## EXERCISE INSTRUCTIONS
Your answer must be one number: the count of lines below that include "operator".

## SUPPLIED RECORDS
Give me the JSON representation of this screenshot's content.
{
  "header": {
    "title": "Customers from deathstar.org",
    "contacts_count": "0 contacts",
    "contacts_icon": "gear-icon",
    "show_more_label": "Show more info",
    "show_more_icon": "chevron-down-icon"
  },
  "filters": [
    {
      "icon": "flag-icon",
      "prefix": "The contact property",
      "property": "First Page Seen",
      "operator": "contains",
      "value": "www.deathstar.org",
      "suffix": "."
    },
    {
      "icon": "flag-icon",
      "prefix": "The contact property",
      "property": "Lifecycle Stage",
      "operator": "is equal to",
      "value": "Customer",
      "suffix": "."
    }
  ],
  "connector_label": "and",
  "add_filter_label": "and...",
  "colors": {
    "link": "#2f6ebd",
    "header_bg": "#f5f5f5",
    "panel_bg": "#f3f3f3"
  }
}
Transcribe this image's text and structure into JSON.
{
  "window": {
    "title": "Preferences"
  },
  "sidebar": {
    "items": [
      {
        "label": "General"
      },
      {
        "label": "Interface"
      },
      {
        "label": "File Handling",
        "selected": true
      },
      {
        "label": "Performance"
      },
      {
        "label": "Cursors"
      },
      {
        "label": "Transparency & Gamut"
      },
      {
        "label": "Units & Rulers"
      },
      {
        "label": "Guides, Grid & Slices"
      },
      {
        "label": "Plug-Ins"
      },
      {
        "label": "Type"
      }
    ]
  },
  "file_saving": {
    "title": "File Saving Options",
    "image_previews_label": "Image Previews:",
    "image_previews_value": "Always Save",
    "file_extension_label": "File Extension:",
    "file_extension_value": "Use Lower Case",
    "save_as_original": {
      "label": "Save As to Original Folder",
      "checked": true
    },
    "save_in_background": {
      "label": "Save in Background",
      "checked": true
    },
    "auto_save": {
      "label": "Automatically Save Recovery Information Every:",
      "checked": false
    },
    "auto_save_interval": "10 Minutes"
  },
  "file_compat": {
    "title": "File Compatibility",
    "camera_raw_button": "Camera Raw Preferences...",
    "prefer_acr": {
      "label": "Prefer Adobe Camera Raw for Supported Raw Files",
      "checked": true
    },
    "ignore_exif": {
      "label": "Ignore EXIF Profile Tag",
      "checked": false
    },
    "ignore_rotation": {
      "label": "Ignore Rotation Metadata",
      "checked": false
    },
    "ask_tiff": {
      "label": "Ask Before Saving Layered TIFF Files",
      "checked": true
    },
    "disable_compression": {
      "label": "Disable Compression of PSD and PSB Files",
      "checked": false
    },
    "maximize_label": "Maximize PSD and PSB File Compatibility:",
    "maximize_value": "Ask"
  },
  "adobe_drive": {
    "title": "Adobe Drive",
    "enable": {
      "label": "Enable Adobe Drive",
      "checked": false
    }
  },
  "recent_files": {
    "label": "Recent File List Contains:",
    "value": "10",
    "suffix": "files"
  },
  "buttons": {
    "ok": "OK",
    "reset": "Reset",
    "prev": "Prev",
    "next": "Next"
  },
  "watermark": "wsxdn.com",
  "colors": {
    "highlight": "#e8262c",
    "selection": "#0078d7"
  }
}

## ANSWER AREA
2